● Instructions for the task
Return copies of the lines below that mention "People".

● Source material
BEGIN
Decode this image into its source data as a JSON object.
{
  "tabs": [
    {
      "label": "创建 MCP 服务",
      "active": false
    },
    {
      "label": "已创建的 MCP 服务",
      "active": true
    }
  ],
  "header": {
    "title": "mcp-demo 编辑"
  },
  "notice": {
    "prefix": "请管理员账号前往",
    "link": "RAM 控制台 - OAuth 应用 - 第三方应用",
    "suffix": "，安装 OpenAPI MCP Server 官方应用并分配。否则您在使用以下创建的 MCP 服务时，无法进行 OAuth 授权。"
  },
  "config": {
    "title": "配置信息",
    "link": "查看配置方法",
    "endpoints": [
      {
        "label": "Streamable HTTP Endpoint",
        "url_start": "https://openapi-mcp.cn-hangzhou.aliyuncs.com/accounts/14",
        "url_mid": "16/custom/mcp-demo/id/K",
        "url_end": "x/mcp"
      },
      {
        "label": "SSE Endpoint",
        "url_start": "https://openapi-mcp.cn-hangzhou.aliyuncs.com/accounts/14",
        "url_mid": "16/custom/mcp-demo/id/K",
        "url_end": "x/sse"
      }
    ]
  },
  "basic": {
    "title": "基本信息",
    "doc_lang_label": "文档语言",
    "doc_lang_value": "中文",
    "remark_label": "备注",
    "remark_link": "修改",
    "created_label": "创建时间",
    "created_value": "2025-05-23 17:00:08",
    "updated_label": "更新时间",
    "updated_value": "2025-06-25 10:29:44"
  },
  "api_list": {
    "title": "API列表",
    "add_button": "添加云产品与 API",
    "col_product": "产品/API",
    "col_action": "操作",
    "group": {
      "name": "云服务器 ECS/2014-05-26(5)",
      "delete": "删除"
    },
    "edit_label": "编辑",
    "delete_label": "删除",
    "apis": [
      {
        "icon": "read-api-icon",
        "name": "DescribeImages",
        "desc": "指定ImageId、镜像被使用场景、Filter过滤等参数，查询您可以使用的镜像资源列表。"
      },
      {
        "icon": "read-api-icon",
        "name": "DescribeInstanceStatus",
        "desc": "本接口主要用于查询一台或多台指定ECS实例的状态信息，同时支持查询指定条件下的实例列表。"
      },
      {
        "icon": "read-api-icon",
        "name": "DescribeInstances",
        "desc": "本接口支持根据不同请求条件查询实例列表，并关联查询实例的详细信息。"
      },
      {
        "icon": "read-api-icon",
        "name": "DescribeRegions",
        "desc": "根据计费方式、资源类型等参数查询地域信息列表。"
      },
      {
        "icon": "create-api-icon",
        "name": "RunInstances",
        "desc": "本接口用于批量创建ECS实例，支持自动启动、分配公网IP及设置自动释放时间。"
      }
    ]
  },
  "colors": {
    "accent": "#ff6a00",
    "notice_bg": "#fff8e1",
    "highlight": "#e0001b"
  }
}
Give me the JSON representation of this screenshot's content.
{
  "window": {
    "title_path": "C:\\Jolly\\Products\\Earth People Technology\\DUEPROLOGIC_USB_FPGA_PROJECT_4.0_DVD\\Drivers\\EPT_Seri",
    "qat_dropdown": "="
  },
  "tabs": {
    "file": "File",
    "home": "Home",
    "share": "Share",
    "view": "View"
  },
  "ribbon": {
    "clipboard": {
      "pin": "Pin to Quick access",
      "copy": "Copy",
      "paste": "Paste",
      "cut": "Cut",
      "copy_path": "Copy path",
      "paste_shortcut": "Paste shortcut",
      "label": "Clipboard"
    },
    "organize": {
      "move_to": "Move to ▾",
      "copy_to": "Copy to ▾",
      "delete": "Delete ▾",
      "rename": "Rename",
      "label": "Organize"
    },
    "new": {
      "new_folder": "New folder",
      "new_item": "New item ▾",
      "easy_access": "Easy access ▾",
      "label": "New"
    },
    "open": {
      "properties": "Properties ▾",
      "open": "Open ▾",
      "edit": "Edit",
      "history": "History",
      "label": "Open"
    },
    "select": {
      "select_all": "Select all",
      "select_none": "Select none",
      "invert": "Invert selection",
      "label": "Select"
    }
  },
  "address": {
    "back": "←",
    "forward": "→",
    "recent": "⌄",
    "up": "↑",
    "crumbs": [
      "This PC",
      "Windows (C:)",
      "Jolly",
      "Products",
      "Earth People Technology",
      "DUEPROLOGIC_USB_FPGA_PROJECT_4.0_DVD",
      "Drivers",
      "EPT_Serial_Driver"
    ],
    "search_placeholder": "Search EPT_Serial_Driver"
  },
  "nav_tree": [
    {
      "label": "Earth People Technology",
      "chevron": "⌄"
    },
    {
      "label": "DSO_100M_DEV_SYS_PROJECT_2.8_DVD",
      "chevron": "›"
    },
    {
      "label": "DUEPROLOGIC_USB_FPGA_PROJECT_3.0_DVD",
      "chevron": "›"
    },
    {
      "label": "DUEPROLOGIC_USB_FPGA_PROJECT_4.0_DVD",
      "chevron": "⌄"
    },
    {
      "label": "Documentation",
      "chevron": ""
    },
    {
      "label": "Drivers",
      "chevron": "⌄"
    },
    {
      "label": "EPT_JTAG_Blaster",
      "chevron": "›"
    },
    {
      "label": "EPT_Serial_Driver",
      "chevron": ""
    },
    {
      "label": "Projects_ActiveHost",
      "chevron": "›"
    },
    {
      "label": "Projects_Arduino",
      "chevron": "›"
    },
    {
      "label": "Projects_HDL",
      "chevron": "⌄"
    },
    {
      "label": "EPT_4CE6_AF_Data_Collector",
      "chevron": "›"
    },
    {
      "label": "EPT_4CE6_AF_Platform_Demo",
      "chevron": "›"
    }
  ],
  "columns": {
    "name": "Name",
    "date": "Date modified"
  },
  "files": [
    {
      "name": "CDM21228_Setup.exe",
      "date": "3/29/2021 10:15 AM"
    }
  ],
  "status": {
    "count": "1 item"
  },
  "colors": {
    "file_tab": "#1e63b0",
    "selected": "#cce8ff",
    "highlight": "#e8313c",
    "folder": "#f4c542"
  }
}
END
● Written response
    "title_path": "C:\\Jolly\\Products\\Earth People Technology\\DUEPROLOGIC_USB_FPGA_PROJECT_4.0_DVD\\Drivers\\EPT_Seri",
      "Earth People Technology",
      "label": "Earth People Technology",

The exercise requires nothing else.